An unfortunate case of Cushing’s syndrome.
M. Moriarty, A. Qureshi
Dept. of Diabetes and Endocrinology, Northwick Park Hospital
A 24 year old female was referred by her GP with a two month history of hair growth on her face and back, thin limbs and facial swelling. On examination she had a cushingoid appearance with moon face, posterior fat pad, thin limbs and easy bruising.
Her family history was remarkable for an aunt who had
Cushing's syndrome due to an adrenal adenoma and had curative adrenalectomy.
We proceeded to perform a low dose dexamethasone suppression test. The result was consistent with Cushing's syndrome, serum cortisol did not suppress and ACTH was undetectable. MRI adrenals showed a heterogeneous enhancing lesion in the right adrenal gland which was 10x9x9cm.
She was commenced on metyrapone to which she had good
symptomatic and biochemical response, while awaiting surgical excision.
Following open right adrenalectomy histology confirmed the presence of a 7cm
adrenal cortical carcinoma. She commenced adjuvant treatment with
mitotane for one year.
Unfortunately after 12 months she developed recurrent disease and had an excision of tumour from the superior pole of right kidney and the right hemidiaphragm. While she had adjuvant chemotherapy regrettably her condition deteriorated. She was unable to undergo radiotherapy and repeat imaging showed progressive metastatic disease despite treatment.

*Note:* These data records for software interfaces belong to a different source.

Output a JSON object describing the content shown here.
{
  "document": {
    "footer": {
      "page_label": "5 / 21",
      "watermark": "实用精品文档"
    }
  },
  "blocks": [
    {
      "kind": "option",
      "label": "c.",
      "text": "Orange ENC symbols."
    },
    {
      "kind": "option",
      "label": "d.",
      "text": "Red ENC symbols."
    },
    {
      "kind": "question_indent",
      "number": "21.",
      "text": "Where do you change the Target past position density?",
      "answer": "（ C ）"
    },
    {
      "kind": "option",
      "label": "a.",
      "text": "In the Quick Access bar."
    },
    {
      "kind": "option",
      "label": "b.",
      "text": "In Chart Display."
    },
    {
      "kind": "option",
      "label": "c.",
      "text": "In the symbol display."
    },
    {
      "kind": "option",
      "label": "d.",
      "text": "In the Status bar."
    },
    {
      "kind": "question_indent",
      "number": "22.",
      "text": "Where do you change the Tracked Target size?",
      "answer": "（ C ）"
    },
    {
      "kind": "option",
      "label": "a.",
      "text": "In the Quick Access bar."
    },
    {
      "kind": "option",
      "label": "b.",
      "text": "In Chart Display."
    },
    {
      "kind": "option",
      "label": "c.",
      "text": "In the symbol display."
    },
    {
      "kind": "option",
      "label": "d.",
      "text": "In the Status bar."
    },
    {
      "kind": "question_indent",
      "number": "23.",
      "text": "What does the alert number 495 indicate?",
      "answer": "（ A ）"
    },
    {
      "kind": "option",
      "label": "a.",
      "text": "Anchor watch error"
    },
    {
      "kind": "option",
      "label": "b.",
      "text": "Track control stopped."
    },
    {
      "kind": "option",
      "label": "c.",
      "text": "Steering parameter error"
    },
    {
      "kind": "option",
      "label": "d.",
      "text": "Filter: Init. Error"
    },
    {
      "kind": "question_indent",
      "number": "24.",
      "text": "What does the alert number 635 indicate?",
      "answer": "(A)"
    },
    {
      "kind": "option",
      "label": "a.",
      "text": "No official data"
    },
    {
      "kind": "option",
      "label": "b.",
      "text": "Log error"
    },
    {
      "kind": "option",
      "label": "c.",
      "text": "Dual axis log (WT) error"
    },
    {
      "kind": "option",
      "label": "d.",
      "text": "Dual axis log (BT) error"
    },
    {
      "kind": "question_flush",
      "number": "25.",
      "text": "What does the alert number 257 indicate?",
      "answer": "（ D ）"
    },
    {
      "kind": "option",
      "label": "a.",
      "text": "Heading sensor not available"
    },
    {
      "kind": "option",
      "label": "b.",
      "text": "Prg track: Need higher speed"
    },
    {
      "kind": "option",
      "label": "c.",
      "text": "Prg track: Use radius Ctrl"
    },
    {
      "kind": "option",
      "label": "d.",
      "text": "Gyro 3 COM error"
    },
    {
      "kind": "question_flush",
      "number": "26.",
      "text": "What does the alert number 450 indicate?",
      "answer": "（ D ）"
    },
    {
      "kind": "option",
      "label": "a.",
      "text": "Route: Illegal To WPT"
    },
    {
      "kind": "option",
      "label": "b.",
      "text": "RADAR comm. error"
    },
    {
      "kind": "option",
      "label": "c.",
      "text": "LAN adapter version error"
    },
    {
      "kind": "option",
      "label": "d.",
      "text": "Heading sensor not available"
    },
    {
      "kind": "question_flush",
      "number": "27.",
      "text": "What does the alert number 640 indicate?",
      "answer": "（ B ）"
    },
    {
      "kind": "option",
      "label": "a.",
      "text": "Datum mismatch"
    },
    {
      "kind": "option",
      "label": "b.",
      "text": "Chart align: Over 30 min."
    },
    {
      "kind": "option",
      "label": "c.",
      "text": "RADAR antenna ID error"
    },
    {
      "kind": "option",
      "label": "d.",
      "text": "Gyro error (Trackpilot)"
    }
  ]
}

Adrenal carcinoma is a rare malignancy; incidence is approximately 1 to 2 cases per million population per year. The majority of cases present with symptoms of Cushing’s disease. Prognosis for most patients is regrettably poor. Though uncommon adrenal carcinoma should be considered particularly in adenoma larger than 4cm or increasing in size.